■ **WHAT TO PRODUCE**: Below are records to be repeated in full. Give them exactly.
· · · ·
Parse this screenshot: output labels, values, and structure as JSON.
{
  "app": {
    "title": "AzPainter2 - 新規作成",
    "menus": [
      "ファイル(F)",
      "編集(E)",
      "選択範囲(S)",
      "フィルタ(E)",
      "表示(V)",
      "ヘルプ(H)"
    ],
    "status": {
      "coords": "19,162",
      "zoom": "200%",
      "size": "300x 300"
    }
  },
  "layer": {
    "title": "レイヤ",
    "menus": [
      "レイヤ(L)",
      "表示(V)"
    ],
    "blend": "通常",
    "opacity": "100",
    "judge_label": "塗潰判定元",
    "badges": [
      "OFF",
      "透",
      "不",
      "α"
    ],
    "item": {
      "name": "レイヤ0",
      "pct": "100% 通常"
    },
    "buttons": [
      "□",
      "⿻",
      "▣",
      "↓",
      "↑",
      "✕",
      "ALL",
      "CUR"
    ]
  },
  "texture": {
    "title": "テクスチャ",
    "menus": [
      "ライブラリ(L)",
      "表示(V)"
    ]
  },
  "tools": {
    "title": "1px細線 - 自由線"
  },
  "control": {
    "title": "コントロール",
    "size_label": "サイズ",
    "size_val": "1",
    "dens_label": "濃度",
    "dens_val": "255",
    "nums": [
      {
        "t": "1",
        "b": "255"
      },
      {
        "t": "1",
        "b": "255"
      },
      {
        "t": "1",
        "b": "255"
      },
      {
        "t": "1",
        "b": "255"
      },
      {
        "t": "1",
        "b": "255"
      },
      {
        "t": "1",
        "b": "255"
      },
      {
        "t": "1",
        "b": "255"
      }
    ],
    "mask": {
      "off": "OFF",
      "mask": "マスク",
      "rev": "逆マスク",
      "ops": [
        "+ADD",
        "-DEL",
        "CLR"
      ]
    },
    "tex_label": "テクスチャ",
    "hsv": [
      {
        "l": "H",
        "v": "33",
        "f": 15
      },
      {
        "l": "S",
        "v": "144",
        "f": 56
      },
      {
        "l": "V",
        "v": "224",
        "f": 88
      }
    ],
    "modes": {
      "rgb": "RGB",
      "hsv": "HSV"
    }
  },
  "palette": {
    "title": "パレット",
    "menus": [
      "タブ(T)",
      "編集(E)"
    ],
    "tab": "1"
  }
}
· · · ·
■ **OUTPUT OF THE TASK**:
Parse this screenshot: output labels, values, and structure as JSON.
{
  "app": {
    "title": "AzPainter2 - 新規作成",
    "menus": [
      "ファイル(F)",
      "編集(E)",
      "選択範囲(S)",
      "フィルタ(E)",
      "表示(V)",
      "ヘルプ(H)"
    ],
    "status": {
      "coords": "19,162",
      "zoom": "200%",
      "size": "300x 300"
    }
  },
  "layer": {
    "title": "レイヤ",
    "menus": [
      "レイヤ(L)",
      "表示(V)"
    ],
    "blend": "通常",
    "opacity": "100",
    "judge_label": "塗潰判定元",
    "badges": [
      "OFF",
      "透",
      "不",
      "α"
    ],
    "item": {
      "name": "レイヤ0",
      "pct": "100% 通常"
    },
    "buttons": [
      "□",
      "⿻",
      "▣",
      "↓",
      "↑",
      "✕",
      "ALL",
      "CUR"
    ]
  },
  "texture": {
    "title": "テクスチャ",
    "menus": [
      "ライブラリ(L)",
      "表示(V)"
    ]
  },
  "tools": {
    "title": "1px細線 - 自由線"
  },
  "control": {
    "title": "コントロール",
    "size_label": "サイズ",
    "size_val": "1",
    "dens_label": "濃度",
    "dens_val": "255",
    "nums": [
      {
        "t": "1",
        "b": "255"
      },
      {
        "t": "1",
        "b": "255"
      },
      {
        "t": "1",
        "b": "255"
      },
      {
        "t": "1",
        "b": "255"
      },
      {
        "t": "1",
        "b": "255"
      },
      {
        "t": "1",
        "b": "255"
      },
      {
        "t": "1",
        "b": "255"
      }
    ],
    "mask": {
      "off": "OFF",
      "mask": "マスク",
      "rev": "逆マスク",
      "ops": [
        "+ADD",
        "-DEL",
        "CLR"
      ]
    },
    "tex_label": "テクスチャ",
    "hsv": [
      {
        "l": "H",
        "v": "33",
        "f": 15
      },
      {
        "l": "S",
        "v": "144",
        "f": 56
      },
      {
        "l": "V",
        "v": "224",
        "f": 88
      }
    ],
    "modes": {
      "rgb": "RGB",
      "hsv": "HSV"
    }
  },
  "palette": {
    "title": "パレット",
    "menus": [
      "タブ(T)",
      "編集(E)"
    ],
    "tab": "1"
  }
}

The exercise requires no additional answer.